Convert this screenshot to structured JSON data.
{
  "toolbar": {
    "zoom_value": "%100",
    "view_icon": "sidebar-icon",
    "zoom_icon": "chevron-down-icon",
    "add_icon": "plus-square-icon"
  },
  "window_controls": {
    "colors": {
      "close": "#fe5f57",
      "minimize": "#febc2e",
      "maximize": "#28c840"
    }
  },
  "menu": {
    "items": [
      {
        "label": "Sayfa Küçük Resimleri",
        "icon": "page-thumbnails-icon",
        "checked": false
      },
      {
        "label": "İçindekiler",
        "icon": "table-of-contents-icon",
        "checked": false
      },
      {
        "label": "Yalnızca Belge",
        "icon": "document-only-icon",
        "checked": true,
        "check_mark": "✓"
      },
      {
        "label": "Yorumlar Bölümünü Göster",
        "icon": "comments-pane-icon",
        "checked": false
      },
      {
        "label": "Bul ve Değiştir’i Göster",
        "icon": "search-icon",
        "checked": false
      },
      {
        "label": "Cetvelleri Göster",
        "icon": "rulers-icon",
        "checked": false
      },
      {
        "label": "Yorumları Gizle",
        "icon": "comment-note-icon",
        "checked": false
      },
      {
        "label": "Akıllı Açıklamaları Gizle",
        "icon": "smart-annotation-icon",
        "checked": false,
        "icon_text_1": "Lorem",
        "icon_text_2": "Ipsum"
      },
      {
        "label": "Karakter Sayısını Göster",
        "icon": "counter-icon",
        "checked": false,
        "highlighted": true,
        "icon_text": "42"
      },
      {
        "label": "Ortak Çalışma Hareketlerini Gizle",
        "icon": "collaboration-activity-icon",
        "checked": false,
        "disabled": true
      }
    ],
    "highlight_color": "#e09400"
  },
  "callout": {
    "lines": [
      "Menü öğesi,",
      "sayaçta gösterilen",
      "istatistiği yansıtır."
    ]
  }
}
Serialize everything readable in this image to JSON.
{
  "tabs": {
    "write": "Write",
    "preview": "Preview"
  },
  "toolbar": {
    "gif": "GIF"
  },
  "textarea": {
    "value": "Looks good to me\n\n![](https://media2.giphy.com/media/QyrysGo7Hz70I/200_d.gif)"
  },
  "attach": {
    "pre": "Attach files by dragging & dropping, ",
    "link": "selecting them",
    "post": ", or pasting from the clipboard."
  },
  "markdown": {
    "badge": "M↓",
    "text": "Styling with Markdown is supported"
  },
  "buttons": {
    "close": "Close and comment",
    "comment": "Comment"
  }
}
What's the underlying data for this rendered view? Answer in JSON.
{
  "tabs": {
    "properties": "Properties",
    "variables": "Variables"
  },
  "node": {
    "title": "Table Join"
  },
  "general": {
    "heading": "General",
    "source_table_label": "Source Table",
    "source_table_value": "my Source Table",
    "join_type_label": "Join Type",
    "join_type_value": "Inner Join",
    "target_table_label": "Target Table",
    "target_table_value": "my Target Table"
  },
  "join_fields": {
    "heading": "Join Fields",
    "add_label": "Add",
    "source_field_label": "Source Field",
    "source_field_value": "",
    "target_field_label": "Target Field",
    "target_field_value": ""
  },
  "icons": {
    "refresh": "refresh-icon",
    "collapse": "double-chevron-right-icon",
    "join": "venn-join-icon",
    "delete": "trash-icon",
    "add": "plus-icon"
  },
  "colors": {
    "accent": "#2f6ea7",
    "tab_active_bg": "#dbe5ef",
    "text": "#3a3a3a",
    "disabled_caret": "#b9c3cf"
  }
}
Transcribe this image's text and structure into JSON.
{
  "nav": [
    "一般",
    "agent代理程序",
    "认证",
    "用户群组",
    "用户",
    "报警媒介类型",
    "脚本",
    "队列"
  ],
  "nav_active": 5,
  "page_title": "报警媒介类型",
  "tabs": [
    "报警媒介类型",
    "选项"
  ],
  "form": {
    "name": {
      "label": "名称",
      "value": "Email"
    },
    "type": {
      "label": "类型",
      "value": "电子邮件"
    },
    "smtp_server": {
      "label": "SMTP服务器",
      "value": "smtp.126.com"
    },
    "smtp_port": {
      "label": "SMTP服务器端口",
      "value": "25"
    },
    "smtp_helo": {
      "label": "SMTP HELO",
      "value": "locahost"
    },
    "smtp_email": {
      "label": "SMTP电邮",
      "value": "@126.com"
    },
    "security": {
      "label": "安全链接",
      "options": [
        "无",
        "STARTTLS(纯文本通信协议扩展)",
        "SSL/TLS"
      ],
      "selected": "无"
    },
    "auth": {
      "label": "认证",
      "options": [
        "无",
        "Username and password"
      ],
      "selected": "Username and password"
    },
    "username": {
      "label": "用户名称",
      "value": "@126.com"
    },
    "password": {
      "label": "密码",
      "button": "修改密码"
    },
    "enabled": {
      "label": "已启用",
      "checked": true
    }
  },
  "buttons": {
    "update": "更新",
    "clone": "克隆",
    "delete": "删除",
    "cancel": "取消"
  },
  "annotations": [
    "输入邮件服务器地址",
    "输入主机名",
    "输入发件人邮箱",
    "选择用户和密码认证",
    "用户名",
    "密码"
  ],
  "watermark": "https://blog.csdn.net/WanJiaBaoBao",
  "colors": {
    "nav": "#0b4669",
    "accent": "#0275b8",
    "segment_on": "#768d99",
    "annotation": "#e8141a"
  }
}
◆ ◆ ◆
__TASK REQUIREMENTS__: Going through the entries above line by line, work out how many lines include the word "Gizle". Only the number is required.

__ANSWER TO THE PROBLEM__: 3